Other Mental Health Consequences of Parental Loss


The latest study on the impact of losing a parent adds to a growing body of research showing that the death of a parent has negative effects on mental and behavioral health. Other research has shown that teens who have experienced the death of a parent are at risk of withdrawing from school and showing little interest in college. Other outcomes of parental loss include lower academic achievement, increased risk of economic disadvantage, and a hesitancy to marry. 

In general, teens who have lost a parent have difficulty adjusting psychologically and socially, but many of these difficulties decline as teens enter into young adulthood. Nonetheless, research also shows that those who lose a parent at a young age are more likely to need antidepressant medication, even when more than two years have passed since the loss. Some people may return to typical levels of functioning as time passes, but it is not unusual for people who have lost a parent to experience lasting mental health consequences. 


Learning to Cope with Grief



If you’re having a difficult time coping with the loss of a parent, you are not alone. Everyone grieves differently, and for some, the grieving process can be long-lasting and lead to difficulty with functioning. The good news is that there is support available to help you adjust to the loss and develop healthy coping patterns. 

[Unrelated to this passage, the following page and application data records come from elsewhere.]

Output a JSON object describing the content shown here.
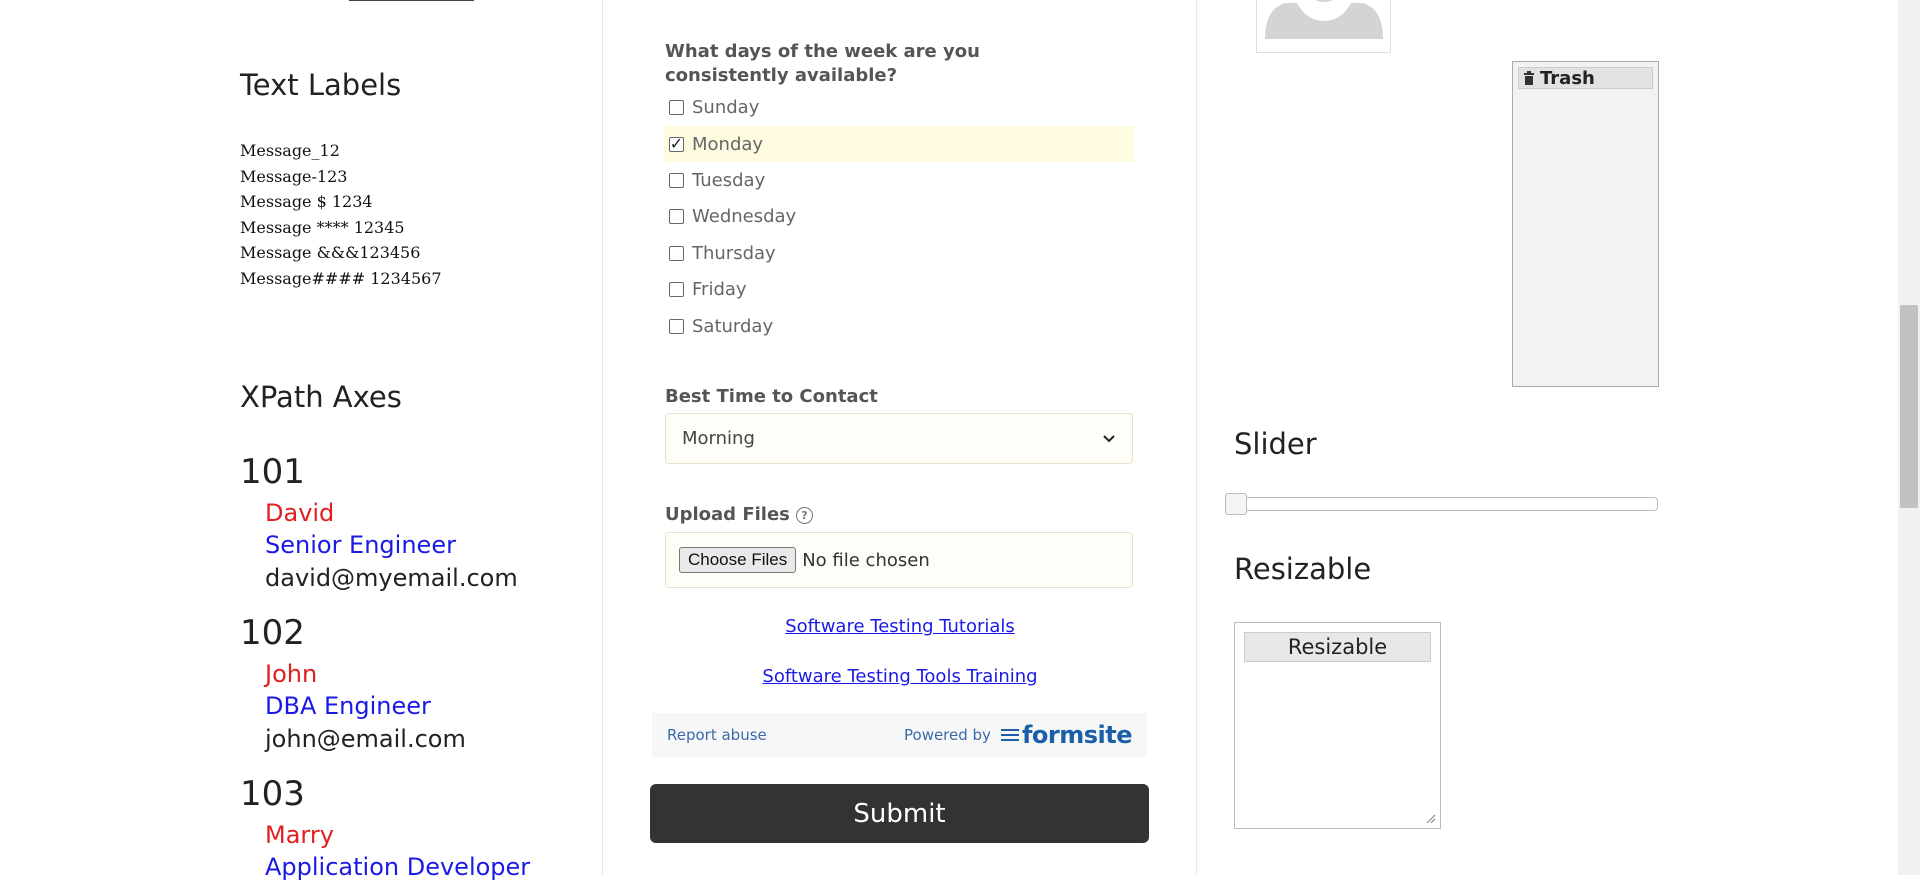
{
  "left": {
    "text_labels": {
      "title": "Text Labels",
      "messages": [
        "Message_12",
        "Message-123",
        "Message $ 1234",
        "Message **** 12345",
        "Message &&&123456",
        "Message#### 1234567"
      ]
    },
    "xpath": {
      "title": "XPath Axes",
      "entries": [
        {
          "id": "101",
          "name": "David",
          "role": "Senior Engineer",
          "email": "david@myemail.com"
        },
        {
          "id": "102",
          "name": "John",
          "role": "DBA Engineer",
          "email": "john@email.com"
        },
        {
          "id": "103",
          "name": "Marry",
          "role": "Application Developer"
        }
      ]
    }
  },
  "form": {
    "days_question": "What days of the week are you consistently available?",
    "days": [
      {
        "label": "Sunday",
        "checked": false
      },
      {
        "label": "Monday",
        "checked": true
      },
      {
        "label": "Tuesday",
        "checked": false
      },
      {
        "label": "Wednesday",
        "checked": false
      },
      {
        "label": "Thursday",
        "checked": false
      },
      {
        "label": "Friday",
        "checked": false
      },
      {
        "label": "Saturday",
        "checked": false
      }
    ],
    "check_mark": "✓",
    "best_time_label": "Best Time to Contact",
    "best_time_value": "Morning",
    "upload_label": "Upload Files",
    "help_glyph": "?",
    "choose_files": "Choose Files",
    "no_file": "No file chosen",
    "link1": "Software Testing Tutorials",
    "link2": "Software Testing Tools Training",
    "report_abuse": "Report abuse",
    "powered_by": "Powered by",
    "formsite": "formsite",
    "submit": "Submit"
  },
  "right": {
    "trash_label": "Trash",
    "slider_title": "Slider",
    "slider_value": 0,
    "resizable_title": "Resizable",
    "resizable_label": "Resizable"
  }
}
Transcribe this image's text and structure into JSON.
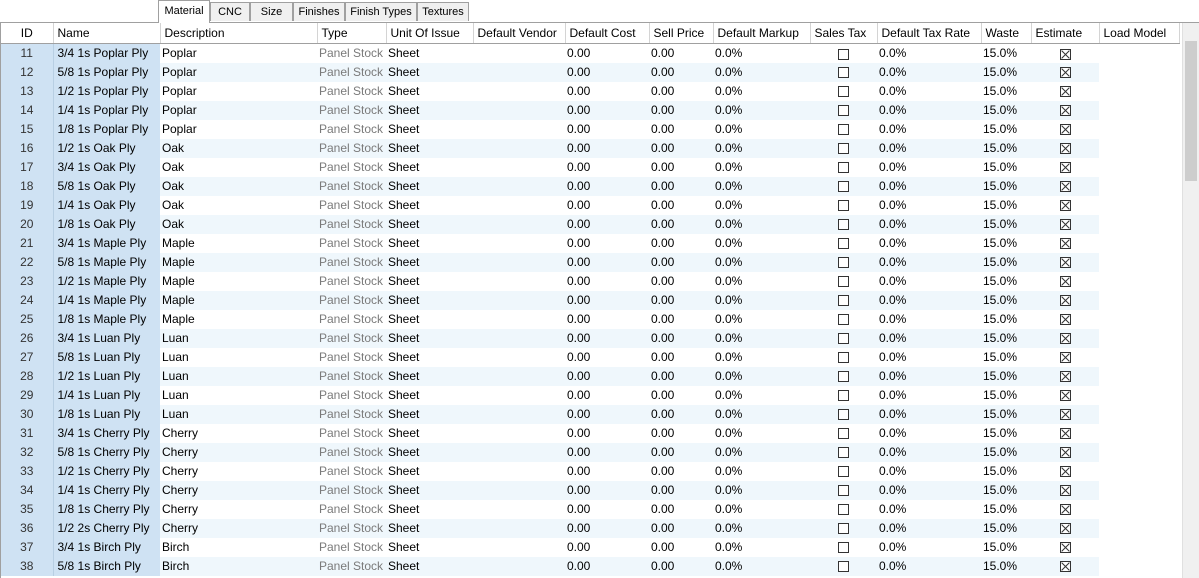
{
  "tabs": [
    {
      "label": "Material",
      "active": true
    },
    {
      "label": "CNC",
      "active": false
    },
    {
      "label": "Size",
      "active": false
    },
    {
      "label": "Finishes",
      "active": false
    },
    {
      "label": "Finish Types",
      "active": false
    },
    {
      "label": "Textures",
      "active": false
    }
  ],
  "columns": [
    "ID",
    "Name",
    "Description",
    "Type",
    "Unit Of Issue",
    "Default Vendor",
    "Default Cost",
    "Sell Price",
    "Default Markup",
    "Sales Tax",
    "Default Tax Rate",
    "Waste",
    "Estimate",
    "Load Model"
  ],
  "rows": [
    {
      "id": "11",
      "name": "3/4 1s Poplar Ply",
      "desc": "Poplar",
      "type": "Panel Stock",
      "unit": "Sheet",
      "vendor": "",
      "cost": "0.00",
      "sell": "0.00",
      "markup": "0.0%",
      "tax": false,
      "taxrate": "0.0%",
      "waste": "15.0%",
      "estimate": true,
      "model": ""
    },
    {
      "id": "12",
      "name": "5/8 1s Poplar Ply",
      "desc": "Poplar",
      "type": "Panel Stock",
      "unit": "Sheet",
      "vendor": "",
      "cost": "0.00",
      "sell": "0.00",
      "markup": "0.0%",
      "tax": false,
      "taxrate": "0.0%",
      "waste": "15.0%",
      "estimate": true,
      "model": ""
    },
    {
      "id": "13",
      "name": "1/2 1s Poplar Ply",
      "desc": "Poplar",
      "type": "Panel Stock",
      "unit": "Sheet",
      "vendor": "",
      "cost": "0.00",
      "sell": "0.00",
      "markup": "0.0%",
      "tax": false,
      "taxrate": "0.0%",
      "waste": "15.0%",
      "estimate": true,
      "model": ""
    },
    {
      "id": "14",
      "name": "1/4 1s Poplar Ply",
      "desc": "Poplar",
      "type": "Panel Stock",
      "unit": "Sheet",
      "vendor": "",
      "cost": "0.00",
      "sell": "0.00",
      "markup": "0.0%",
      "tax": false,
      "taxrate": "0.0%",
      "waste": "15.0%",
      "estimate": true,
      "model": ""
    },
    {
      "id": "15",
      "name": "1/8 1s Poplar Ply",
      "desc": "Poplar",
      "type": "Panel Stock",
      "unit": "Sheet",
      "vendor": "",
      "cost": "0.00",
      "sell": "0.00",
      "markup": "0.0%",
      "tax": false,
      "taxrate": "0.0%",
      "waste": "15.0%",
      "estimate": true,
      "model": ""
    },
    {
      "id": "16",
      "name": "1/2 1s Oak Ply",
      "desc": "Oak",
      "type": "Panel Stock",
      "unit": "Sheet",
      "vendor": "",
      "cost": "0.00",
      "sell": "0.00",
      "markup": "0.0%",
      "tax": false,
      "taxrate": "0.0%",
      "waste": "15.0%",
      "estimate": true,
      "model": ""
    },
    {
      "id": "17",
      "name": "3/4 1s Oak Ply",
      "desc": "Oak",
      "type": "Panel Stock",
      "unit": "Sheet",
      "vendor": "",
      "cost": "0.00",
      "sell": "0.00",
      "markup": "0.0%",
      "tax": false,
      "taxrate": "0.0%",
      "waste": "15.0%",
      "estimate": true,
      "model": ""
    },
    {
      "id": "18",
      "name": "5/8 1s Oak Ply",
      "desc": "Oak",
      "type": "Panel Stock",
      "unit": "Sheet",
      "vendor": "",
      "cost": "0.00",
      "sell": "0.00",
      "markup": "0.0%",
      "tax": false,
      "taxrate": "0.0%",
      "waste": "15.0%",
      "estimate": true,
      "model": ""
    },
    {
      "id": "19",
      "name": "1/4 1s Oak Ply",
      "desc": "Oak",
      "type": "Panel Stock",
      "unit": "Sheet",
      "vendor": "",
      "cost": "0.00",
      "sell": "0.00",
      "markup": "0.0%",
      "tax": false,
      "taxrate": "0.0%",
      "waste": "15.0%",
      "estimate": true,
      "model": ""
    },
    {
      "id": "20",
      "name": "1/8 1s Oak Ply",
      "desc": "Oak",
      "type": "Panel Stock",
      "unit": "Sheet",
      "vendor": "",
      "cost": "0.00",
      "sell": "0.00",
      "markup": "0.0%",
      "tax": false,
      "taxrate": "0.0%",
      "waste": "15.0%",
      "estimate": true,
      "model": ""
    },
    {
      "id": "21",
      "name": "3/4 1s Maple Ply",
      "desc": "Maple",
      "type": "Panel Stock",
      "unit": "Sheet",
      "vendor": "",
      "cost": "0.00",
      "sell": "0.00",
      "markup": "0.0%",
      "tax": false,
      "taxrate": "0.0%",
      "waste": "15.0%",
      "estimate": true,
      "model": ""
    },
    {
      "id": "22",
      "name": "5/8 1s Maple Ply",
      "desc": "Maple",
      "type": "Panel Stock",
      "unit": "Sheet",
      "vendor": "",
      "cost": "0.00",
      "sell": "0.00",
      "markup": "0.0%",
      "tax": false,
      "taxrate": "0.0%",
      "waste": "15.0%",
      "estimate": true,
      "model": ""
    },
    {
      "id": "23",
      "name": "1/2 1s Maple Ply",
      "desc": "Maple",
      "type": "Panel Stock",
      "unit": "Sheet",
      "vendor": "",
      "cost": "0.00",
      "sell": "0.00",
      "markup": "0.0%",
      "tax": false,
      "taxrate": "0.0%",
      "waste": "15.0%",
      "estimate": true,
      "model": ""
    },
    {
      "id": "24",
      "name": "1/4 1s Maple Ply",
      "desc": "Maple",
      "type": "Panel Stock",
      "unit": "Sheet",
      "vendor": "",
      "cost": "0.00",
      "sell": "0.00",
      "markup": "0.0%",
      "tax": false,
      "taxrate": "0.0%",
      "waste": "15.0%",
      "estimate": true,
      "model": ""
    },
    {
      "id": "25",
      "name": "1/8 1s Maple Ply",
      "desc": "Maple",
      "type": "Panel Stock",
      "unit": "Sheet",
      "vendor": "",
      "cost": "0.00",
      "sell": "0.00",
      "markup": "0.0%",
      "tax": false,
      "taxrate": "0.0%",
      "waste": "15.0%",
      "estimate": true,
      "model": ""
    },
    {
      "id": "26",
      "name": "3/4 1s Luan Ply",
      "desc": "Luan",
      "type": "Panel Stock",
      "unit": "Sheet",
      "vendor": "",
      "cost": "0.00",
      "sell": "0.00",
      "markup": "0.0%",
      "tax": false,
      "taxrate": "0.0%",
      "waste": "15.0%",
      "estimate": true,
      "model": ""
    },
    {
      "id": "27",
      "name": "5/8 1s Luan Ply",
      "desc": "Luan",
      "type": "Panel Stock",
      "unit": "Sheet",
      "vendor": "",
      "cost": "0.00",
      "sell": "0.00",
      "markup": "0.0%",
      "tax": false,
      "taxrate": "0.0%",
      "waste": "15.0%",
      "estimate": true,
      "model": ""
    },
    {
      "id": "28",
      "name": "1/2 1s Luan Ply",
      "desc": "Luan",
      "type": "Panel Stock",
      "unit": "Sheet",
      "vendor": "",
      "cost": "0.00",
      "sell": "0.00",
      "markup": "0.0%",
      "tax": false,
      "taxrate": "0.0%",
      "waste": "15.0%",
      "estimate": true,
      "model": ""
    },
    {
      "id": "29",
      "name": "1/4 1s Luan Ply",
      "desc": "Luan",
      "type": "Panel Stock",
      "unit": "Sheet",
      "vendor": "",
      "cost": "0.00",
      "sell": "0.00",
      "markup": "0.0%",
      "tax": false,
      "taxrate": "0.0%",
      "waste": "15.0%",
      "estimate": true,
      "model": ""
    },
    {
      "id": "30",
      "name": "1/8 1s Luan Ply",
      "desc": "Luan",
      "type": "Panel Stock",
      "unit": "Sheet",
      "vendor": "",
      "cost": "0.00",
      "sell": "0.00",
      "markup": "0.0%",
      "tax": false,
      "taxrate": "0.0%",
      "waste": "15.0%",
      "estimate": true,
      "model": ""
    },
    {
      "id": "31",
      "name": "3/4 1s Cherry Ply",
      "desc": "Cherry",
      "type": "Panel Stock",
      "unit": "Sheet",
      "vendor": "",
      "cost": "0.00",
      "sell": "0.00",
      "markup": "0.0%",
      "tax": false,
      "taxrate": "0.0%",
      "waste": "15.0%",
      "estimate": true,
      "model": ""
    },
    {
      "id": "32",
      "name": "5/8 1s Cherry Ply",
      "desc": "Cherry",
      "type": "Panel Stock",
      "unit": "Sheet",
      "vendor": "",
      "cost": "0.00",
      "sell": "0.00",
      "markup": "0.0%",
      "tax": false,
      "taxrate": "0.0%",
      "waste": "15.0%",
      "estimate": true,
      "model": ""
    },
    {
      "id": "33",
      "name": "1/2 1s Cherry Ply",
      "desc": "Cherry",
      "type": "Panel Stock",
      "unit": "Sheet",
      "vendor": "",
      "cost": "0.00",
      "sell": "0.00",
      "markup": "0.0%",
      "tax": false,
      "taxrate": "0.0%",
      "waste": "15.0%",
      "estimate": true,
      "model": ""
    },
    {
      "id": "34",
      "name": "1/4 1s Cherry Ply",
      "desc": "Cherry",
      "type": "Panel Stock",
      "unit": "Sheet",
      "vendor": "",
      "cost": "0.00",
      "sell": "0.00",
      "markup": "0.0%",
      "tax": false,
      "taxrate": "0.0%",
      "waste": "15.0%",
      "estimate": true,
      "model": ""
    },
    {
      "id": "35",
      "name": "1/8 1s Cherry Ply",
      "desc": "Cherry",
      "type": "Panel Stock",
      "unit": "Sheet",
      "vendor": "",
      "cost": "0.00",
      "sell": "0.00",
      "markup": "0.0%",
      "tax": false,
      "taxrate": "0.0%",
      "waste": "15.0%",
      "estimate": true,
      "model": ""
    },
    {
      "id": "36",
      "name": "1/2 2s Cherry Ply",
      "desc": "Cherry",
      "type": "Panel Stock",
      "unit": "Sheet",
      "vendor": "",
      "cost": "0.00",
      "sell": "0.00",
      "markup": "0.0%",
      "tax": false,
      "taxrate": "0.0%",
      "waste": "15.0%",
      "estimate": true,
      "model": ""
    },
    {
      "id": "37",
      "name": "3/4 1s Birch Ply",
      "desc": "Birch",
      "type": "Panel Stock",
      "unit": "Sheet",
      "vendor": "",
      "cost": "0.00",
      "sell": "0.00",
      "markup": "0.0%",
      "tax": false,
      "taxrate": "0.0%",
      "waste": "15.0%",
      "estimate": true,
      "model": ""
    },
    {
      "id": "38",
      "name": "5/8 1s Birch Ply",
      "desc": "Birch",
      "type": "Panel Stock",
      "unit": "Sheet",
      "vendor": "",
      "cost": "0.00",
      "sell": "0.00",
      "markup": "0.0%",
      "tax": false,
      "taxrate": "0.0%",
      "waste": "15.0%",
      "estimate": true,
      "model": ""
    }
  ],
  "colors": {
    "selection": "#cfe2f3",
    "alt_row": "#eff7fc",
    "type_text": "#7a7a7a"
  },
  "scrollbar": {
    "position_fraction": 0.0
  }
}
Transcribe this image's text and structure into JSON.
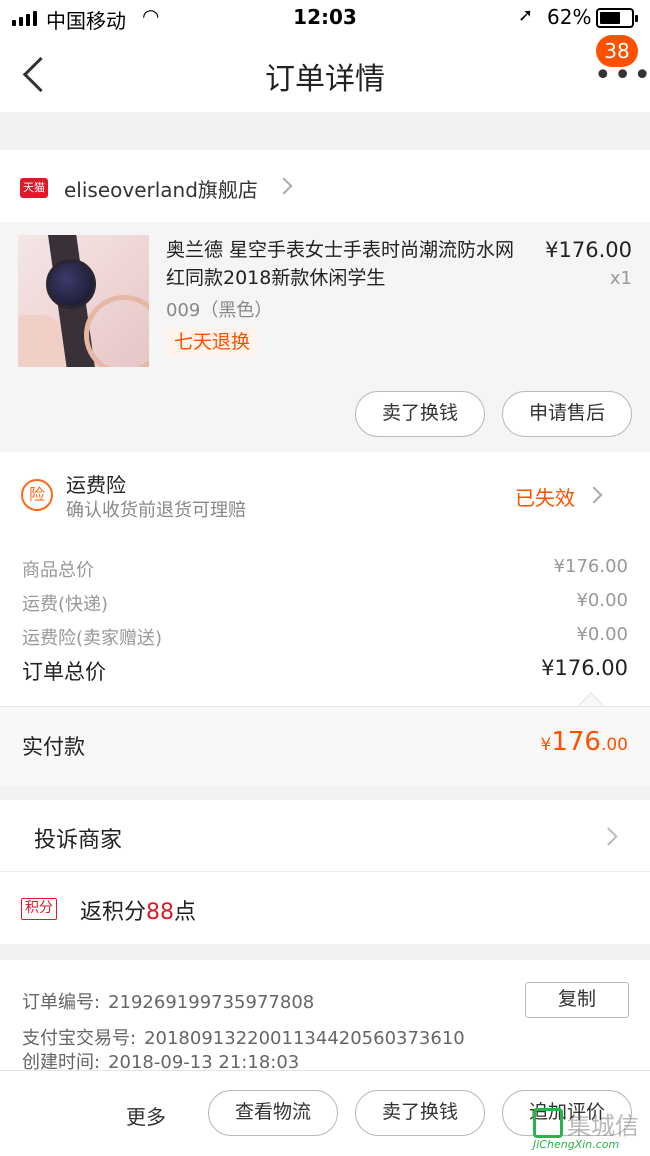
{
  "status_bar": {
    "carrier": "中国移动",
    "time": "12:03",
    "battery": "62%"
  },
  "nav": {
    "title": "订单详情",
    "badge": "38"
  },
  "store": {
    "badge": "天猫",
    "name": "eliseoverland旗舰店"
  },
  "product": {
    "title": "奥兰德 星空手表女士手表时尚潮流防水网红同款2018新款休闲学生",
    "price": "¥176.00",
    "qty": "x1",
    "sku": "009（黑色）",
    "tag": "七天退换",
    "sell_button": "卖了换钱",
    "aftersale_button": "申请售后"
  },
  "insurance": {
    "title": "运费险",
    "subtitle": "确认收货前退货可理赔",
    "status": "已失效",
    "icon": "险"
  },
  "summary": {
    "rows": [
      {
        "label": "商品总价",
        "value": "¥176.00"
      },
      {
        "label": "运费(快递)",
        "value": "¥0.00"
      },
      {
        "label": "运费险(卖家赠送)",
        "value": "¥0.00"
      }
    ],
    "total_label": "订单总价",
    "total_value": "¥176.00"
  },
  "paid": {
    "label": "实付款",
    "currency": "¥",
    "integer": "176",
    "decimal": ".00"
  },
  "complaint": {
    "label": "投诉商家"
  },
  "points": {
    "badge": "积分",
    "prefix": "返积分",
    "value": "88",
    "suffix": "点"
  },
  "order_info": {
    "order_no_label": "订单编号:",
    "order_no": "219269199735977808",
    "copy_button": "复制",
    "alipay_label": "支付宝交易号:",
    "alipay_no": "2018091322001134420560373610",
    "created_label": "创建时间:",
    "created": "2018-09-13 21:18:03"
  },
  "bottom_bar": {
    "more": "更多",
    "logistics_button": "查看物流",
    "sell_button": "卖了换钱",
    "review_button": "追加评价"
  },
  "watermark": {
    "text": "集城信",
    "sub": "JiChengXin.com"
  },
  "colors": {
    "accent": "#ff5000",
    "tmall_red": "#e0182a"
  }
}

You may benefit from attending a bereavement support group, where you can connect with others who are experiencing similar challenges and learn additional tools for coping. These groups provide a safe space for processing your emotions and developing social support. You could also benefit from working with a counselor or therapist to make sense of loss and develop strategies for overcoming grief.

Wherever you are on your grieving journey, there is support available if you’re finding that you’re having difficulty processing your emotions on your own. Sometimes people prefer to grieve on their own, but if feelings of grief are not improving or are interfering with daily functioning, it may be time to reach out for support. Seeking help can reduce your risk of developing negative coping patterns. 

Even if you are grappling with substance misuse or thoughts of self-harm, you do not have to suffer alone, and there are treatment programs that can help you to rebuild your life. 


Written by : Sam Dekin. He combines his years of experience in behavioral health with a mission to innovate treatment methods and processes for mental health and substance abuse